(App and web page records)
##########
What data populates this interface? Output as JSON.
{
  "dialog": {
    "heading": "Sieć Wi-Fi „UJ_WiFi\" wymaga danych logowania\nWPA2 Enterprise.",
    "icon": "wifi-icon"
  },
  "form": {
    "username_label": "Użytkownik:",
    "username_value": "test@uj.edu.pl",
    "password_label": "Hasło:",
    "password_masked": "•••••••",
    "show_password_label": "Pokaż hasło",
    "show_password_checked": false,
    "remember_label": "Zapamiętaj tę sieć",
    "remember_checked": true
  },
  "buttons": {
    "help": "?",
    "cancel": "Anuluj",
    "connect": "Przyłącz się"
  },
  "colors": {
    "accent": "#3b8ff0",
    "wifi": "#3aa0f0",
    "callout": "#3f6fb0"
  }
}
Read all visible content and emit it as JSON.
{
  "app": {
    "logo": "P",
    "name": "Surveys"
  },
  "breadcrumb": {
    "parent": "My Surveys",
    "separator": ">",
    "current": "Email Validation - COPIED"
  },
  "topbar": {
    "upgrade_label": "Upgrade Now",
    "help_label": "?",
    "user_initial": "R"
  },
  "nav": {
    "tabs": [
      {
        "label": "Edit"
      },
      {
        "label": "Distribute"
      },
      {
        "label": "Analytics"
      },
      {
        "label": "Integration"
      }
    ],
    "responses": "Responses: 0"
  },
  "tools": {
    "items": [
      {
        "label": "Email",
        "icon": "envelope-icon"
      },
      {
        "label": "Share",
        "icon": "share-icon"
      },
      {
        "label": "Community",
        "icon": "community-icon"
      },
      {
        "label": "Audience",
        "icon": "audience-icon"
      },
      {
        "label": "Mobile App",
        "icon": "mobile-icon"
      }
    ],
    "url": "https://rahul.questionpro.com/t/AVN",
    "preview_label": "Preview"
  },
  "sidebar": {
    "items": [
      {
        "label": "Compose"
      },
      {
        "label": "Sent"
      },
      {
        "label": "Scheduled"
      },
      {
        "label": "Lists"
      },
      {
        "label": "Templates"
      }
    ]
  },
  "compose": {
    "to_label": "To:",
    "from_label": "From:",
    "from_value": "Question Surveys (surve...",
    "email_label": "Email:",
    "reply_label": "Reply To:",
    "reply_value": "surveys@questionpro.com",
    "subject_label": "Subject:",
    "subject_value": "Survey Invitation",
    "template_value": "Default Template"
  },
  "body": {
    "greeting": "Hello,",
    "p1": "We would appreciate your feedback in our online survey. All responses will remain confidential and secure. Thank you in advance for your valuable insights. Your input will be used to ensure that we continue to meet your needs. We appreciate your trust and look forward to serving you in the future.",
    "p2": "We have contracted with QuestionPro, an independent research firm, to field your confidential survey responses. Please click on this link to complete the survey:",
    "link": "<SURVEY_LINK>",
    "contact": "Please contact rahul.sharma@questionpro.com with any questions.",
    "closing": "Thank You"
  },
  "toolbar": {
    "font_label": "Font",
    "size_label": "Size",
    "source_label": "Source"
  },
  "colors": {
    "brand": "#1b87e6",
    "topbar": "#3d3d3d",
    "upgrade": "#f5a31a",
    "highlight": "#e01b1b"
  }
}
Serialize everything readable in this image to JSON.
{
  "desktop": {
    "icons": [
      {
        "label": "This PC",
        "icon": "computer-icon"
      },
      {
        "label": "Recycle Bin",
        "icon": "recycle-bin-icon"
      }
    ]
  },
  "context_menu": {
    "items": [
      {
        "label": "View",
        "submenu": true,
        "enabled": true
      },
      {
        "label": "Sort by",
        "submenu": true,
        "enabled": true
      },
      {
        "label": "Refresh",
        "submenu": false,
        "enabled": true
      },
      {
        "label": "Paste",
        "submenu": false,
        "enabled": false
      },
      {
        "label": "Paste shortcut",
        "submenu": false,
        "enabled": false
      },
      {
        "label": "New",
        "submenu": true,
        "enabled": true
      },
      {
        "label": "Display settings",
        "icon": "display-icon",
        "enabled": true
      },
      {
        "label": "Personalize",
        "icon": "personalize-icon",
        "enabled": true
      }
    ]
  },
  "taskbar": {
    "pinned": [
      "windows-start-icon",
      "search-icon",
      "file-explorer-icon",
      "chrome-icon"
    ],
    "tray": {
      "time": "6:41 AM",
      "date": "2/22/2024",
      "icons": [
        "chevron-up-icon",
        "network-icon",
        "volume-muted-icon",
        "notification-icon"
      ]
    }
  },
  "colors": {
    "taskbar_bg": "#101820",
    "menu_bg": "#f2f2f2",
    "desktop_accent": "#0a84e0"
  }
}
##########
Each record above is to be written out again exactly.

What data populates this interface? Output as JSON.
{
  "dialog": {
    "heading": "Sieć Wi-Fi „UJ_WiFi\" wymaga danych logowania\nWPA2 Enterprise.",
    "icon": "wifi-icon"
  },
  "form": {
    "username_label": "Użytkownik:",
    "username_value": "test@uj.edu.pl",
    "password_label": "Hasło:",
    "password_masked": "•••••••",
    "show_password_label": "Pokaż hasło",
    "show_password_checked": false,
    "remember_label": "Zapamiętaj tę sieć",
    "remember_checked": true
  },
  "buttons": {
    "help": "?",
    "cancel": "Anuluj",
    "connect": "Przyłącz się"
  },
  "colors": {
    "accent": "#3b8ff0",
    "wifi": "#3aa0f0",
    "callout": "#3f6fb0"
  }
}
Read all visible content and emit it as JSON.
{
  "app": {
    "logo": "P",
    "name": "Surveys"
  },
  "breadcrumb": {
    "parent": "My Surveys",
    "separator": ">",
    "current": "Email Validation - COPIED"
  },
  "topbar": {
    "upgrade_label": "Upgrade Now",
    "help_label": "?",
    "user_initial": "R"
  },
  "nav": {
    "tabs": [
      {
        "label": "Edit"
      },
      {
        "label": "Distribute"
      },
      {
        "label": "Analytics"
      },
      {
        "label": "Integration"
      }
    ],
    "responses": "Responses: 0"
  },
  "tools": {
    "items": [
      {
        "label": "Email",
        "icon": "envelope-icon"
      },
      {
        "label": "Share",
        "icon": "share-icon"
      },
      {
        "label": "Community",
        "icon": "community-icon"
      },
      {
        "label": "Audience",
        "icon": "audience-icon"
      },
      {
        "label": "Mobile App",
        "icon": "mobile-icon"
      }
    ],
    "url": "https://rahul.questionpro.com/t/AVN",
    "preview_label": "Preview"
  },
  "sidebar": {
    "items": [
      {
        "label": "Compose"
      },
      {
        "label": "Sent"
      },
      {
        "label": "Scheduled"
      },
      {
        "label": "Lists"
      },
      {
        "label": "Templates"
      }
    ]
  },
  "compose": {
    "to_label": "To:",
    "from_label": "From:",
    "from_value": "Question Surveys (surve...",
    "email_label": "Email:",
    "reply_label": "Reply To:",
    "reply_value": "surveys@questionpro.com",
    "subject_label": "Subject:",
    "subject_value": "Survey Invitation",
    "template_value": "Default Template"
  },
  "body": {
    "greeting": "Hello,",
    "p1": "We would appreciate your feedback in our online survey. All responses will remain confidential and secure. Thank you in advance for your valuable insights. Your input will be used to ensure that we continue to meet your needs. We appreciate your trust and look forward to serving you in the future.",
    "p2": "We have contracted with QuestionPro, an independent research firm, to field your confidential survey responses. Please click on this link to complete the survey:",
    "link": "<SURVEY_LINK>",
    "contact": "Please contact rahul.sharma@questionpro.com with any questions.",
    "closing": "Thank You"
  },
  "toolbar": {
    "font_label": "Font",
    "size_label": "Size",
    "source_label": "Source"
  },
  "colors": {
    "brand": "#1b87e6",
    "topbar": "#3d3d3d",
    "upgrade": "#f5a31a",
    "highlight": "#e01b1b"
  }
}
Serialize everything readable in this image to JSON.
{
  "desktop": {
    "icons": [
      {
        "label": "This PC",
        "icon": "computer-icon"
      },
      {
        "label": "Recycle Bin",
        "icon": "recycle-bin-icon"
      }
    ]
  },
  "context_menu": {
    "items": [
      {
        "label": "View",
        "submenu": true,
        "enabled": true
      },
      {
        "label": "Sort by",
        "submenu": true,
        "enabled": true
      },
      {
        "label": "Refresh",
        "submenu": false,
        "enabled": true
      },
      {
        "label": "Paste",
        "submenu": false,
        "enabled": false
      },
      {
        "label": "Paste shortcut",
        "submenu": false,
        "enabled": false
      },
      {
        "label": "New",
        "submenu": true,
        "enabled": true
      },
      {
        "label": "Display settings",
        "icon": "display-icon",
        "enabled": true
      },
      {
        "label": "Personalize",
        "icon": "personalize-icon",
        "enabled": true
      }
    ]
  },
  "taskbar": {
    "pinned": [
      "windows-start-icon",
      "search-icon",
      "file-explorer-icon",
      "chrome-icon"
    ],
    "tray": {
      "time": "6:41 AM",
      "date": "2/22/2024",
      "icons": [
        "chevron-up-icon",
        "network-icon",
        "volume-muted-icon",
        "notification-icon"
      ]
    }
  },
  "colors": {
    "taskbar_bg": "#101820",
    "menu_bg": "#f2f2f2",
    "desktop_accent": "#0a84e0"
  }
}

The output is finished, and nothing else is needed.